It is an exciting time for the church, new people are coming and finding Jesus and the promise of Isaiah is once again fulfilled in our age:
“Lift up your eyes round about and see; they all gather together, they come to you. Your sons will come from afar, and your daughters will be carried in the arms.”
The refugee crisis across Europe has brought opportunity we could never have dreamt of a few years ago. This is particularly true in Germany; here in the UK, some of us are finding our new members are, for the most part, from the Middle East or Eastern Europe.
But sometimes, too, we have to let go. People move on, maybe join another church, or return home.
This Sunday we bade a sad goodbye to one of our new Iranian brothers. After years of waiting for a positive decision from the Home Office, he is off to work in another city where he also has family and accommodation. I asked the congregation to stretch out their hand in blessing towards him. He went with our love, our heart. Love’s nature is to reach out with an open hand and never clutch for itself, whether people (however dear), ministry or things.

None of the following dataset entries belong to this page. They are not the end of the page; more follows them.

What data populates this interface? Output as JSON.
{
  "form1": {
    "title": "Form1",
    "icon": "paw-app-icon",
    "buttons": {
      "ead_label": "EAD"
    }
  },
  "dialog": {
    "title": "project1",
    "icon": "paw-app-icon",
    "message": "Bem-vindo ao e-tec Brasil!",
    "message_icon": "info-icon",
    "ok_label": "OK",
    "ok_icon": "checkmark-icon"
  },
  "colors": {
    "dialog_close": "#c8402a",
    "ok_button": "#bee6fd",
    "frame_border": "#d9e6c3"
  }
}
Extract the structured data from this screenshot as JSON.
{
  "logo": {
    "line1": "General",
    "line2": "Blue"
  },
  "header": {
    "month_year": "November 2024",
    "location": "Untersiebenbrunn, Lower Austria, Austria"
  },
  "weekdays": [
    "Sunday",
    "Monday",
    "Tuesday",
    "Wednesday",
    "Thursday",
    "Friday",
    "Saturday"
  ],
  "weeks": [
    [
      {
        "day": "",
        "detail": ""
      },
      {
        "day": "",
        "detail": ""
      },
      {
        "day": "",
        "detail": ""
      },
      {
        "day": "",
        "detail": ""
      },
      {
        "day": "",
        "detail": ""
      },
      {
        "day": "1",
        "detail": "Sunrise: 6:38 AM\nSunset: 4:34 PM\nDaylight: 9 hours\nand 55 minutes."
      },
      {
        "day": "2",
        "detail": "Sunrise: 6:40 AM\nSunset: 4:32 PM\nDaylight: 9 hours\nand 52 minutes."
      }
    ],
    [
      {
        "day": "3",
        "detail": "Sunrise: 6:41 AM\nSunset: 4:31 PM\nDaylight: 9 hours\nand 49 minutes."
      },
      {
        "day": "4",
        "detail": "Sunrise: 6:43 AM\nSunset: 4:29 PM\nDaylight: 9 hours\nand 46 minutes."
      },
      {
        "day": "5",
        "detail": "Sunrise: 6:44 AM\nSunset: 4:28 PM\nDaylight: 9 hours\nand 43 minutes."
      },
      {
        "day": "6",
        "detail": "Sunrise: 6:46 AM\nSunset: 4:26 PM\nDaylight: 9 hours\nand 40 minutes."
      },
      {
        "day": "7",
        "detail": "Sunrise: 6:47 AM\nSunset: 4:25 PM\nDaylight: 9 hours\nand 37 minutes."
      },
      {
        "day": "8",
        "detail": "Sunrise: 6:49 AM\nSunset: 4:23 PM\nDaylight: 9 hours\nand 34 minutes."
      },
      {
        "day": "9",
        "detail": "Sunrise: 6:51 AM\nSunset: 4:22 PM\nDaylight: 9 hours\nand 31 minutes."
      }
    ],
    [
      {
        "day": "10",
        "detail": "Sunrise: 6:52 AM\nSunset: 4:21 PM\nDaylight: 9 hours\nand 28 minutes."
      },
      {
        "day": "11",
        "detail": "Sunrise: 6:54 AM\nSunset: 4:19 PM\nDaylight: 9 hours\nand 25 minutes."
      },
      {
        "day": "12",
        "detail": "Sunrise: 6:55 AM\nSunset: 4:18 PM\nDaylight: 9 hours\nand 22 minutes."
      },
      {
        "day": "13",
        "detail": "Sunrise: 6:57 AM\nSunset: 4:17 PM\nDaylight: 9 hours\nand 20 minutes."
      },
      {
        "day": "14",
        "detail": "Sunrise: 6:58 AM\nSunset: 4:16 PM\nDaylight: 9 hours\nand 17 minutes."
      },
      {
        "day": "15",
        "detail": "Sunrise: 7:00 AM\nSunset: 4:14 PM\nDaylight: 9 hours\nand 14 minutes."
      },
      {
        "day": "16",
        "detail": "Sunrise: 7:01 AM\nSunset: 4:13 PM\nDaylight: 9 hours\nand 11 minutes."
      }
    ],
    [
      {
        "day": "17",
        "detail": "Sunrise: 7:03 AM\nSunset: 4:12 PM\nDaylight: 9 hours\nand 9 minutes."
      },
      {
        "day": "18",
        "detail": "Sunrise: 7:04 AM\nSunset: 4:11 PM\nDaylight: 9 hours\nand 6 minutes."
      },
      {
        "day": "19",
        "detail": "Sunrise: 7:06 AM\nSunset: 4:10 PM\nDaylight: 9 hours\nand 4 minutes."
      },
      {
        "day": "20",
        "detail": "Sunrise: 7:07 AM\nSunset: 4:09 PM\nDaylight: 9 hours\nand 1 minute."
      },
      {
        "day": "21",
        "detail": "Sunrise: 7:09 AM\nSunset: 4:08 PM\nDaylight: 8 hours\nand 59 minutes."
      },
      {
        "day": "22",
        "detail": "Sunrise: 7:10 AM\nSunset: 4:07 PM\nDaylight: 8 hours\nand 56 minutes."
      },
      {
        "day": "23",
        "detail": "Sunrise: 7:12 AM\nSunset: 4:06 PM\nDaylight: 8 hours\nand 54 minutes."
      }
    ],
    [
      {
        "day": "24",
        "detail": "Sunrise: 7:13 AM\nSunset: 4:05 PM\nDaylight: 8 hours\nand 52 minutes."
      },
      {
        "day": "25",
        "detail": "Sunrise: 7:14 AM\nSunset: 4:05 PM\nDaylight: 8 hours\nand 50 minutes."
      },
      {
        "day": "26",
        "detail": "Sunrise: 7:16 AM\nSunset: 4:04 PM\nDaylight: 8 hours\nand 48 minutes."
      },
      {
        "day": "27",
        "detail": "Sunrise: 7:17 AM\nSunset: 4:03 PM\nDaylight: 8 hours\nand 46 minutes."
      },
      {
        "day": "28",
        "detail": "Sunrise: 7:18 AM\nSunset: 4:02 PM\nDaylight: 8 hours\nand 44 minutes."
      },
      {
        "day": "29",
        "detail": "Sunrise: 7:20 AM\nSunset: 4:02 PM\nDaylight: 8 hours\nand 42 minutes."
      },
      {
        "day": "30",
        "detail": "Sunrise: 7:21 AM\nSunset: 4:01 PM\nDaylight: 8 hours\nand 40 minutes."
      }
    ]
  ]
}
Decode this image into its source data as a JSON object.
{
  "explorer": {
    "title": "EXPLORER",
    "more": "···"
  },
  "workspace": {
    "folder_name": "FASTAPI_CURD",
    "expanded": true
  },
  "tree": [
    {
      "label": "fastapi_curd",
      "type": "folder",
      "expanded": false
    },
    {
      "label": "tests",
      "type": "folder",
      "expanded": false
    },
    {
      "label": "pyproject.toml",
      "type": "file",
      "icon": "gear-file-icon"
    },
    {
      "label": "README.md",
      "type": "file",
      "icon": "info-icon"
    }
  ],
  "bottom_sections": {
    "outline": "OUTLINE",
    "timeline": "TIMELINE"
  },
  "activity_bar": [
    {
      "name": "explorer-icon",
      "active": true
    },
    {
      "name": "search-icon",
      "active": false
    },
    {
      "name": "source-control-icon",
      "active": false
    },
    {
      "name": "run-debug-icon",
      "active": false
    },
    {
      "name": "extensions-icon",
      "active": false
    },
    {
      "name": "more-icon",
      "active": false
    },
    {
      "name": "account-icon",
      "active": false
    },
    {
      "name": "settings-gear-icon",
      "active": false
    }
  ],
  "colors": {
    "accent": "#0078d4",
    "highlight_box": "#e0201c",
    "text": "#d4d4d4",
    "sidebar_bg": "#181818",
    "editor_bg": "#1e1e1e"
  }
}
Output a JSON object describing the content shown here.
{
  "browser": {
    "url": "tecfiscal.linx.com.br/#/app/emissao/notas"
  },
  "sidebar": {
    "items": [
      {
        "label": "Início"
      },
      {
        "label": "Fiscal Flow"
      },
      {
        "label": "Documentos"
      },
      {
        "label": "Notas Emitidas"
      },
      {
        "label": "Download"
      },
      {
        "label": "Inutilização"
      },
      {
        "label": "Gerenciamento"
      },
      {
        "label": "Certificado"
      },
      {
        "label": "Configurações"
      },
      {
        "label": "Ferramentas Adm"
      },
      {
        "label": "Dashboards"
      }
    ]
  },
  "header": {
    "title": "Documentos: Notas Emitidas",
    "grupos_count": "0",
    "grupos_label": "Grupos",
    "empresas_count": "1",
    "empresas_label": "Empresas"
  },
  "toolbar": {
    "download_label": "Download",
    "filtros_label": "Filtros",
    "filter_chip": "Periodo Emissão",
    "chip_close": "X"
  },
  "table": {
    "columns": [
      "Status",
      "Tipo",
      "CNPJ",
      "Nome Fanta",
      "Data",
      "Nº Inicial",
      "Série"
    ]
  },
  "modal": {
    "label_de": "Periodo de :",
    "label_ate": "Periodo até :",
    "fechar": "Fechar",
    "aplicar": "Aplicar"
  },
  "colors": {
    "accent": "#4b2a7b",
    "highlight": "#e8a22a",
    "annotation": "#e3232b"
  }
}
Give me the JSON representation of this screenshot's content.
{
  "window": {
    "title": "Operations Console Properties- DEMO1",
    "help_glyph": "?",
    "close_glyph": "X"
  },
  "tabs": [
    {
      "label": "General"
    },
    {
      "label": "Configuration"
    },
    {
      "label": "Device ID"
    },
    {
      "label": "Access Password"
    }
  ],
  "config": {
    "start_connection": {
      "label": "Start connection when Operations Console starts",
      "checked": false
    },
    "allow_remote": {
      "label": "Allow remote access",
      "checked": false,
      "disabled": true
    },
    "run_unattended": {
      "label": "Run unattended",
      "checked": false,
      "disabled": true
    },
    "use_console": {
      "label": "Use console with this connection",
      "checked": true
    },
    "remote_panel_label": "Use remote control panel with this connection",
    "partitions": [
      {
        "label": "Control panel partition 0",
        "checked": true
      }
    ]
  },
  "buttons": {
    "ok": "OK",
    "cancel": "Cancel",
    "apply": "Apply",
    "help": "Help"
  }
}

Paul, speaking of material blessing, writes to the Corinthian converts of being enriched in every way in order to be generous in every way; this way of life is win-win – it will cause many people to give thanks to God. (2 Corinthians 9:11)
There is great blessing in open-handedness. Jesus said:
“Give, and it will be given to you. Good measure, pressed down, shaken together, running over, will be put into your lap. For with the measure you use it will be measured back to you.” (Luke 6:38).
These words are spoken in the context of showing godly mercy and forgiveness; I believe they also speak of us, like God, showing generous love.
Open-handedness does not make us poorer; it makes us richer. As we give, God, in a way that only He can choose, gives to us.
Let’s love people, but not cling on; let’s give but be prepared to give away as we learn to leave those we love in God’s hands.